**ABOUT THIS TASK:** Below are some records; find each line that carries the word "Ultramand" and copy it.

-- RECORD EXCERPTS follows --

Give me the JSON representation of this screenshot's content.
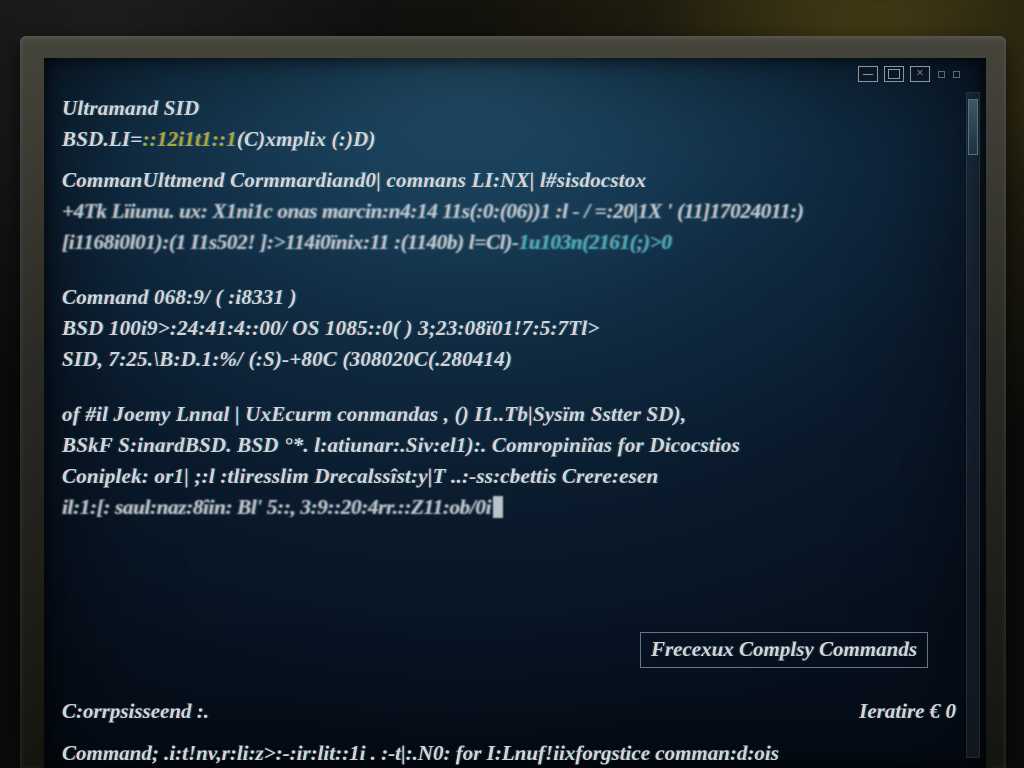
{
  "title": "Ultramand SID",
  "lines": {
    "l0": "Ultramand SID",
    "l1a": "BSD.LI=",
    "l1b": "::12i1t1::1",
    "l1c": "(C)xmplix (:)D)",
    "l2": "CommanUlttmend Cormmardiand0|  comnans LI:NX|  l#sisdocstox",
    "l3": "+4Tk Lïiunu.  ux: X1ni1c onas marcin:n4:14 11s(:0:(06))1 :l - / =:20|1X ' (11]17024011:)",
    "l4a": "[i1168i0l01):(1   I1s502! ]:>114i0ïnix:11 :(1140b) l=Cl)-",
    "l4b": "1u103n(2161(;)>0",
    "l5": "Comnand  068:9/  ( :i8331 )",
    "l6": "BSD 100i9>:24:41:4::00/ OS 1085::0( ) 3;23:08ï01!7:5:7Tl>",
    "l7": "SID,  7:25.\\B:D.1:%/  (:S)-+80C (308020C(.280414)",
    "l8": "of  #il Joemy Lnnal | UxEcurm conmandas , () I1..Tb|Sysïm Sstter  SD),",
    "l9": "  BSkF S:inardBSD. BSD °*. l:atiunar:.Siv:el1):. Comropiniîas for Dicocstios",
    "l10": "Coniplek: or1|  ;:l :tliresslim Drecalssîst:y|T ..:-ss:cbettis Crere:esen",
    "l11": "il:1:[: saul:naz:8îin:   Bl'   5::,   3:9::20:4rr.::Z11:ob/0i"
  },
  "boxed": "Frecexux Complsy Commands",
  "bottom_left": "C:orrpsisseend :.",
  "bottom_right": "Ieratire €  0",
  "lastline": "Command; .i:t!nv,r:li:z>:-:ir:lit::1i .  :-t|:.N0:  for I:Lnuf!iixforgstice  comman:d:ois"
}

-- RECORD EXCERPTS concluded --

**SOLUTION:**
  "title": "Ultramand SID",
    "l0": "Ultramand SID",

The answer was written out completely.